### [Work required]
Search the material for the word "nProgram" and copy each line that holds it.
# # #
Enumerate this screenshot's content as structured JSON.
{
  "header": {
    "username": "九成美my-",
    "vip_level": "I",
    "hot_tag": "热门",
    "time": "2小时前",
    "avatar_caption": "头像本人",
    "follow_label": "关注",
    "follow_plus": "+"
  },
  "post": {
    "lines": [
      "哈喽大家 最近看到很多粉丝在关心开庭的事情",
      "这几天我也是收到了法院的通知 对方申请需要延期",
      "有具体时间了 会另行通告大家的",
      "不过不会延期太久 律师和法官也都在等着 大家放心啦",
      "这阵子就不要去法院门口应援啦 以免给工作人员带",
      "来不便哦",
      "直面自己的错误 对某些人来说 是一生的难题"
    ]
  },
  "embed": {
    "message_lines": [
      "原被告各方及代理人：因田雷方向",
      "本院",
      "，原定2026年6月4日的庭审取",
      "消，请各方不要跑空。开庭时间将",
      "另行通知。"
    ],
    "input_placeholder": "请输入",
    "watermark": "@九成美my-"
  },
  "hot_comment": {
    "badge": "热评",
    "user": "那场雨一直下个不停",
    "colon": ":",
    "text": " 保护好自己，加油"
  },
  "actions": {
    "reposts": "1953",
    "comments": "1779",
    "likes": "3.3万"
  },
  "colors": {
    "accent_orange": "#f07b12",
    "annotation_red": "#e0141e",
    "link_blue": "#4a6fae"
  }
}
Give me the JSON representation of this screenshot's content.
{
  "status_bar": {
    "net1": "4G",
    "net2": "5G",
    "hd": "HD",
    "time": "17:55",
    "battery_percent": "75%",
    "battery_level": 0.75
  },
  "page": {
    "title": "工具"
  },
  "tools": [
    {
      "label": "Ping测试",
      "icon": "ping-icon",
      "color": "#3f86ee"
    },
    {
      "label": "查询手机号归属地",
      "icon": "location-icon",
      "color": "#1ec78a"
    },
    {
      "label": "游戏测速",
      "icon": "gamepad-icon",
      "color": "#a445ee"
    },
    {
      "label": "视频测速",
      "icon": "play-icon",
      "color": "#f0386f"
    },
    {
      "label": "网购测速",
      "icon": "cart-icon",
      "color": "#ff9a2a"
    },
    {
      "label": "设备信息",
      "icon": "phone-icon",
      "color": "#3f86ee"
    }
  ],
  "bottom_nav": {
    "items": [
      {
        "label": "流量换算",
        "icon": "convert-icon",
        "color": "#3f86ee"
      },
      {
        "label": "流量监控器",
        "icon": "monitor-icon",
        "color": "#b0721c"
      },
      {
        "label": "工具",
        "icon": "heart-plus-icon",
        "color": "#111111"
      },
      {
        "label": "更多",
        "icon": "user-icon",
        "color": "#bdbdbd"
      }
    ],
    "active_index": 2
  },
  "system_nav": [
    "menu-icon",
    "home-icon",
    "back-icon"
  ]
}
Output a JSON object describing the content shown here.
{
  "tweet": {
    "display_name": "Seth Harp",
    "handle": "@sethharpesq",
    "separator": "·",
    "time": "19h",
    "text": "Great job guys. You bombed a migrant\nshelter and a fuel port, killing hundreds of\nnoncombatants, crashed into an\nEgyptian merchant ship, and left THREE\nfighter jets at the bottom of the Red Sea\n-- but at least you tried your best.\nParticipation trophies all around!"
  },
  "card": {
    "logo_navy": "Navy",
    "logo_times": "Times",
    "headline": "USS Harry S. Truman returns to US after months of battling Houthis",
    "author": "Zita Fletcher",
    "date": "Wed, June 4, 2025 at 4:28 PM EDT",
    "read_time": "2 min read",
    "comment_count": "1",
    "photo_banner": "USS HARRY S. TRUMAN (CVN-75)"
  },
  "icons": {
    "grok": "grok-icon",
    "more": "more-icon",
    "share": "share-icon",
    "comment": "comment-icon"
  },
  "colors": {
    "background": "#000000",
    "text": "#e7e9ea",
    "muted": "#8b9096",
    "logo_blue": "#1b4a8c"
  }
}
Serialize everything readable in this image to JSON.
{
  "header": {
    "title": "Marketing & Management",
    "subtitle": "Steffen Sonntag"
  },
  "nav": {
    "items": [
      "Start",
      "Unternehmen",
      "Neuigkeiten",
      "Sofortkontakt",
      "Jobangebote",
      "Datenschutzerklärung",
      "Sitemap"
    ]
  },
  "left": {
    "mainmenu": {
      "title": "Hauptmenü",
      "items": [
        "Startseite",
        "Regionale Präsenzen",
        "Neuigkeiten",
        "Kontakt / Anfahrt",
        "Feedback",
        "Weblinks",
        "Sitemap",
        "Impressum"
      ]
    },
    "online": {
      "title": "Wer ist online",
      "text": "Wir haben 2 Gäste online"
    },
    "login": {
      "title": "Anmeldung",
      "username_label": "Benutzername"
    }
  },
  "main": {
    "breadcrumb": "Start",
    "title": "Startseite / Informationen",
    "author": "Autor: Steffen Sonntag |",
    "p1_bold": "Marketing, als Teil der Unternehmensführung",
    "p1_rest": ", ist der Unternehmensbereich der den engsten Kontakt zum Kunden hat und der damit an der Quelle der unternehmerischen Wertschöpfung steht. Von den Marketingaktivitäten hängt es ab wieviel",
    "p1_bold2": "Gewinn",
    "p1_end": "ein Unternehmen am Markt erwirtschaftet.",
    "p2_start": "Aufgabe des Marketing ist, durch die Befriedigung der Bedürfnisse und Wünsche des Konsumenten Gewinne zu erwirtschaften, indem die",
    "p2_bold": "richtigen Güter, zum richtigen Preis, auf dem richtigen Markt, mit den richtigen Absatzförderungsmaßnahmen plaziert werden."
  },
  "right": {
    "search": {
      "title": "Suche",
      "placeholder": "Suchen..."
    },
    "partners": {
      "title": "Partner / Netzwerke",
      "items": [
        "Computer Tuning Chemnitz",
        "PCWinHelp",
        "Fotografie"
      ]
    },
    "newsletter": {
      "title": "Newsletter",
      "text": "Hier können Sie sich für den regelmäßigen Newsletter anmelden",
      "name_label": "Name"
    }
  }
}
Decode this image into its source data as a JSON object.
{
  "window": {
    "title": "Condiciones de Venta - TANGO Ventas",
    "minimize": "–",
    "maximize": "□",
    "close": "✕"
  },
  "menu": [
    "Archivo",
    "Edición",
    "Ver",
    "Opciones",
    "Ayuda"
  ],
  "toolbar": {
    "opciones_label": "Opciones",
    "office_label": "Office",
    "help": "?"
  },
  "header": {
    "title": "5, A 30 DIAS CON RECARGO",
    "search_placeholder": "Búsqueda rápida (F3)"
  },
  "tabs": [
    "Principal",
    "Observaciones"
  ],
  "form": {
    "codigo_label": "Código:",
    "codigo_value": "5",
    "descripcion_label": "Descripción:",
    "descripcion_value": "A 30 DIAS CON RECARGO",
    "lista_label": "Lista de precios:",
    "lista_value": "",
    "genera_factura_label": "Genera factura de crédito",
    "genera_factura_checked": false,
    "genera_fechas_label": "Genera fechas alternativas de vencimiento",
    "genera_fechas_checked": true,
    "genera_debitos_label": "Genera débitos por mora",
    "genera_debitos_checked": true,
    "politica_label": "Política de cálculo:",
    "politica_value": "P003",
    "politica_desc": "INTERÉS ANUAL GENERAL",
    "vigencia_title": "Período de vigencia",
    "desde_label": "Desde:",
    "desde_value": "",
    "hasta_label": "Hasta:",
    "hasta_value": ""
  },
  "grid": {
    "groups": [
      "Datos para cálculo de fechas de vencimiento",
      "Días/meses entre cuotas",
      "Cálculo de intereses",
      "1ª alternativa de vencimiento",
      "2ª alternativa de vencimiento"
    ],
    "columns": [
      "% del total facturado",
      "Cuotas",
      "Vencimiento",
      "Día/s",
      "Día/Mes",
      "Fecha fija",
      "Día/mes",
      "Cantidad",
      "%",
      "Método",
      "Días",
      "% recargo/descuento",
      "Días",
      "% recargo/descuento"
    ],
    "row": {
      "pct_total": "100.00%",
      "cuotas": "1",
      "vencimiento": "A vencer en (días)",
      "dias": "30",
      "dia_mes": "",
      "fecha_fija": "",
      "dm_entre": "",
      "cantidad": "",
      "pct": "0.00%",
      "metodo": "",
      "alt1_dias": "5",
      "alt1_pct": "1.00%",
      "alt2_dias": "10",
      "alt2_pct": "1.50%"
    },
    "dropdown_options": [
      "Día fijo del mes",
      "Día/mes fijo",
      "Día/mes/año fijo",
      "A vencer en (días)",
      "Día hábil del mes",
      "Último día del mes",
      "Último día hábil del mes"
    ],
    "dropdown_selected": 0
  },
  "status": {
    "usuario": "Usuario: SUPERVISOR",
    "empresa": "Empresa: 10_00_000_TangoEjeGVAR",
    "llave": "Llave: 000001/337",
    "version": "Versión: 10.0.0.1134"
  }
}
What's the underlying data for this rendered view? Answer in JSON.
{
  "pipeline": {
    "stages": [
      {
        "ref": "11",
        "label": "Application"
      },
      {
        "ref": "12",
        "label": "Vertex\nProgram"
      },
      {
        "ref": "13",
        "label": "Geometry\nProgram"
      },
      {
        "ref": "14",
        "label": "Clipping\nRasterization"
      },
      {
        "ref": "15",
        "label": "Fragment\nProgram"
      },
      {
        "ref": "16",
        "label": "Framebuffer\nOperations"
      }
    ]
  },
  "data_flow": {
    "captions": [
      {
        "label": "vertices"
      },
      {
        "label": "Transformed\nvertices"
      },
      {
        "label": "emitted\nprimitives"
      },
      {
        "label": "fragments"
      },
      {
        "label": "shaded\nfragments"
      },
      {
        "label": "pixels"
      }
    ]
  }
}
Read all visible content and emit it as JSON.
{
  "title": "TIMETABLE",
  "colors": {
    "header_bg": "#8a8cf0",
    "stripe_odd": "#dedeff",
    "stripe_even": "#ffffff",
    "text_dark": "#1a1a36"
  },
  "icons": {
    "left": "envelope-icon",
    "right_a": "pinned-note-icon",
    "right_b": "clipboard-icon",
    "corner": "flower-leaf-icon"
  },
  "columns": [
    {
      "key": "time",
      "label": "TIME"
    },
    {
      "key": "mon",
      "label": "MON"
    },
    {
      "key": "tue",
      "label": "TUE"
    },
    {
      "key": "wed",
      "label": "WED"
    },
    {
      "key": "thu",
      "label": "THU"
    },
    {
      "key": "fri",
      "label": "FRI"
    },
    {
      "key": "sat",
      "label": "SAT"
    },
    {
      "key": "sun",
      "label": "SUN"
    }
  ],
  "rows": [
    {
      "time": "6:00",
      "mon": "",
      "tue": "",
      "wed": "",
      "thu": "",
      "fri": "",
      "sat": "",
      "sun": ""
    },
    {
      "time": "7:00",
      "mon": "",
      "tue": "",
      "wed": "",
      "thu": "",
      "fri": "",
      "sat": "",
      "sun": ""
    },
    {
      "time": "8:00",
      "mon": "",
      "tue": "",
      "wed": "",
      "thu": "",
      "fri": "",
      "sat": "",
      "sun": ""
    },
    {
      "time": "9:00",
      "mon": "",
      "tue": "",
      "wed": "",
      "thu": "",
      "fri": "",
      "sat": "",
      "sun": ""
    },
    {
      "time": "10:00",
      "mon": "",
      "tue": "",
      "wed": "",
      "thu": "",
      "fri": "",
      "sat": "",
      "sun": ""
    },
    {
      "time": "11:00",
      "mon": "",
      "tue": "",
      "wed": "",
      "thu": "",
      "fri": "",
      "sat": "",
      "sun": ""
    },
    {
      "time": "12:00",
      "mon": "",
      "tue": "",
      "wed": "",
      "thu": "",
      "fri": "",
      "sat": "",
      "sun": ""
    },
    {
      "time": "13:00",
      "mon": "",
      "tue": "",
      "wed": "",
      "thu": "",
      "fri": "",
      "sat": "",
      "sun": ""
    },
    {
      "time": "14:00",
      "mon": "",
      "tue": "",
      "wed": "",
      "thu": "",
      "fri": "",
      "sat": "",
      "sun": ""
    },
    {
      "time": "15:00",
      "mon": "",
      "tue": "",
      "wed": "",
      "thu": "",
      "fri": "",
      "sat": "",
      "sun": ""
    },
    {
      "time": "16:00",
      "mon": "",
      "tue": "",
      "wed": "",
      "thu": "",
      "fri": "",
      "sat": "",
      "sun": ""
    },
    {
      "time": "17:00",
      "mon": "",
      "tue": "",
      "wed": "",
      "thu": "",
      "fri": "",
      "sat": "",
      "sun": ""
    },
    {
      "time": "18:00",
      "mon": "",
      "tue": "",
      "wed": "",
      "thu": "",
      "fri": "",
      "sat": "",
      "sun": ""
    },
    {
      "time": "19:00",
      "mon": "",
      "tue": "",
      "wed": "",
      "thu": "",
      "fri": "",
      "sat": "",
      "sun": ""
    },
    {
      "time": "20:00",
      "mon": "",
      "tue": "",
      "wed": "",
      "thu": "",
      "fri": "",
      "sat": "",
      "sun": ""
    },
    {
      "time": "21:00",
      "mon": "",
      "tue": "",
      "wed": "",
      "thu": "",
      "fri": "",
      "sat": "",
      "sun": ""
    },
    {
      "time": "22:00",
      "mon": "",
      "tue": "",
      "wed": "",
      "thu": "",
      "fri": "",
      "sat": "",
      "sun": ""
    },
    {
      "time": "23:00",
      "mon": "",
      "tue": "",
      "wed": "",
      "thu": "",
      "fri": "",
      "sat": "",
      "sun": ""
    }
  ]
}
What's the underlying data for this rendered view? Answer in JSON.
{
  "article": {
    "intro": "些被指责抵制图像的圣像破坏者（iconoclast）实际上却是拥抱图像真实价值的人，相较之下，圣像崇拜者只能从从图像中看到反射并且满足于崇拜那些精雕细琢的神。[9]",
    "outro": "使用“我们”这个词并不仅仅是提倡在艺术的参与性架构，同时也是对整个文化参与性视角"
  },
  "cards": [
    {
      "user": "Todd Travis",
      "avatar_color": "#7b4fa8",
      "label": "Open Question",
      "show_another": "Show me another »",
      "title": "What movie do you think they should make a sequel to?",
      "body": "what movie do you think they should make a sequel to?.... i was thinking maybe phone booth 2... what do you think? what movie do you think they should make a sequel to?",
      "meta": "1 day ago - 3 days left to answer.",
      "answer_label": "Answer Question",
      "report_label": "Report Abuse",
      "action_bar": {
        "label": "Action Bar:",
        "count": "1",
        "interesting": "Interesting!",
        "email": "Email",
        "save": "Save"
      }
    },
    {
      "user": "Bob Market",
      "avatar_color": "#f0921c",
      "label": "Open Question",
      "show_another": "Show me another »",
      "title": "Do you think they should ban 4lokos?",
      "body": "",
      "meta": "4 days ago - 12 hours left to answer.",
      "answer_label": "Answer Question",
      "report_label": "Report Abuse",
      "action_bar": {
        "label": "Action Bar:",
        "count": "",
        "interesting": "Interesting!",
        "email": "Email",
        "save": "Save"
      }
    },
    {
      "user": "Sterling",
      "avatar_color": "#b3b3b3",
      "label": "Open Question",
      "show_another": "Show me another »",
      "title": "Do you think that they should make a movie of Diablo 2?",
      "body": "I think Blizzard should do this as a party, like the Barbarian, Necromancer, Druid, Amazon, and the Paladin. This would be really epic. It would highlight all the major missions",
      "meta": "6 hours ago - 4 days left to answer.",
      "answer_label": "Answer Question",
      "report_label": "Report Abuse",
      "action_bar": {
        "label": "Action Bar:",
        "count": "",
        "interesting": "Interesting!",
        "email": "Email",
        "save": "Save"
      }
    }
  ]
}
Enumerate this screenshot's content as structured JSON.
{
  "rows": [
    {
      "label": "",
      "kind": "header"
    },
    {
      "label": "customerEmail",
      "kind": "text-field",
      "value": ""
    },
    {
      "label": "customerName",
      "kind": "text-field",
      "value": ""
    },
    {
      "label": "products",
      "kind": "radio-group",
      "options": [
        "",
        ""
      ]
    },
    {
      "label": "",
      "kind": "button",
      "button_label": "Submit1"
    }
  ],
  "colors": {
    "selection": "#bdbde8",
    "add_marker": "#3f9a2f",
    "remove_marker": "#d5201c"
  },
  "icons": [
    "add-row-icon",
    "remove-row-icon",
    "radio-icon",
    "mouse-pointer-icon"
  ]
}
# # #
### [Finished exercise]
        "label": "Vertex\nProgram"
        "label": "Geometry\nProgram"
        "label": "Fragment\nProgram"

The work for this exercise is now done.